INPUT:

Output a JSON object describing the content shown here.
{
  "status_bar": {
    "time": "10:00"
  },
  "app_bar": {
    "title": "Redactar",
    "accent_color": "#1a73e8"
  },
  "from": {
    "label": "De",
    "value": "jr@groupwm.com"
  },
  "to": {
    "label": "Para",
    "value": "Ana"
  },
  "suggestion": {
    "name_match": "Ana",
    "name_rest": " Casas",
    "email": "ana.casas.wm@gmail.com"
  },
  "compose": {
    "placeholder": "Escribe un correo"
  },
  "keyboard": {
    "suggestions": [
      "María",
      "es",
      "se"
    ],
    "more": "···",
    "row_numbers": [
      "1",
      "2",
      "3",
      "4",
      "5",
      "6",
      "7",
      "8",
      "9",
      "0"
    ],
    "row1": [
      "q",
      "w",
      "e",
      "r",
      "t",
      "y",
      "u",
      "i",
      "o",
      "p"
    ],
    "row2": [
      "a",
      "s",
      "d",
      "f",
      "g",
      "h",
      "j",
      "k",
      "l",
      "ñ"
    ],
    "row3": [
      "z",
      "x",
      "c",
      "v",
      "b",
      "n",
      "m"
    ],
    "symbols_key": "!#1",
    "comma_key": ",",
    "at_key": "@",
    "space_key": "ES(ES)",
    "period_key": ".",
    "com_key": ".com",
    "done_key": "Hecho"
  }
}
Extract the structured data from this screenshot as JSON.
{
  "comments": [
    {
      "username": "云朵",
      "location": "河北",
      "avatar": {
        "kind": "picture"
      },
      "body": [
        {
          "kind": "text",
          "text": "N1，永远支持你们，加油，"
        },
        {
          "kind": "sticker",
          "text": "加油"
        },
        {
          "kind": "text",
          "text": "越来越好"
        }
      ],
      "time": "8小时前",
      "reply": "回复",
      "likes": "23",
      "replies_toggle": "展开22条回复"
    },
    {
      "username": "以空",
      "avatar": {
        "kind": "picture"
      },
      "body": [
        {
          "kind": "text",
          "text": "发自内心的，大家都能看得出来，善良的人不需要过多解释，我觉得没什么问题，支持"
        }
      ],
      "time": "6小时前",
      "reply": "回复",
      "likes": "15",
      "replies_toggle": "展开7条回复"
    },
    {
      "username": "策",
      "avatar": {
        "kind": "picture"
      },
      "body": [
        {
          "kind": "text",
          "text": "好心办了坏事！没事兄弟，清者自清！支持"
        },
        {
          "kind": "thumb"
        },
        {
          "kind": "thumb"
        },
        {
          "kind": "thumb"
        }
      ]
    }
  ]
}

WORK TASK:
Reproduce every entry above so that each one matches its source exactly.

ANSWER BOX:
Output a JSON object describing the content shown here.
{
  "status_bar": {
    "time": "10:00"
  },
  "app_bar": {
    "title": "Redactar",
    "accent_color": "#1a73e8"
  },
  "from": {
    "label": "De",
    "value": "jr@groupwm.com"
  },
  "to": {
    "label": "Para",
    "value": "Ana"
  },
  "suggestion": {
    "name_match": "Ana",
    "name_rest": " Casas",
    "email": "ana.casas.wm@gmail.com"
  },
  "compose": {
    "placeholder": "Escribe un correo"
  },
  "keyboard": {
    "suggestions": [
      "María",
      "es",
      "se"
    ],
    "more": "···",
    "row_numbers": [
      "1",
      "2",
      "3",
      "4",
      "5",
      "6",
      "7",
      "8",
      "9",
      "0"
    ],
    "row1": [
      "q",
      "w",
      "e",
      "r",
      "t",
      "y",
      "u",
      "i",
      "o",
      "p"
    ],
    "row2": [
      "a",
      "s",
      "d",
      "f",
      "g",
      "h",
      "j",
      "k",
      "l",
      "ñ"
    ],
    "row3": [
      "z",
      "x",
      "c",
      "v",
      "b",
      "n",
      "m"
    ],
    "symbols_key": "!#1",
    "comma_key": ",",
    "at_key": "@",
    "space_key": "ES(ES)",
    "period_key": ".",
    "com_key": ".com",
    "done_key": "Hecho"
  }
}
Extract the structured data from this screenshot as JSON.
{
  "comments": [
    {
      "username": "云朵",
      "location": "河北",
      "avatar": {
        "kind": "picture"
      },
      "body": [
        {
          "kind": "text",
          "text": "N1，永远支持你们，加油，"
        },
        {
          "kind": "sticker",
          "text": "加油"
        },
        {
          "kind": "text",
          "text": "越来越好"
        }
      ],
      "time": "8小时前",
      "reply": "回复",
      "likes": "23",
      "replies_toggle": "展开22条回复"
    },
    {
      "username": "以空",
      "avatar": {
        "kind": "picture"
      },
      "body": [
        {
          "kind": "text",
          "text": "发自内心的，大家都能看得出来，善良的人不需要过多解释，我觉得没什么问题，支持"
        }
      ],
      "time": "6小时前",
      "reply": "回复",
      "likes": "15",
      "replies_toggle": "展开7条回复"
    },
    {
      "username": "策",
      "avatar": {
        "kind": "picture"
      },
      "body": [
        {
          "kind": "text",
          "text": "好心办了坏事！没事兄弟，清者自清！支持"
        },
        {
          "kind": "thumb"
        },
        {
          "kind": "thumb"
        },
        {
          "kind": "thumb"
        }
      ]
    }
  ]
}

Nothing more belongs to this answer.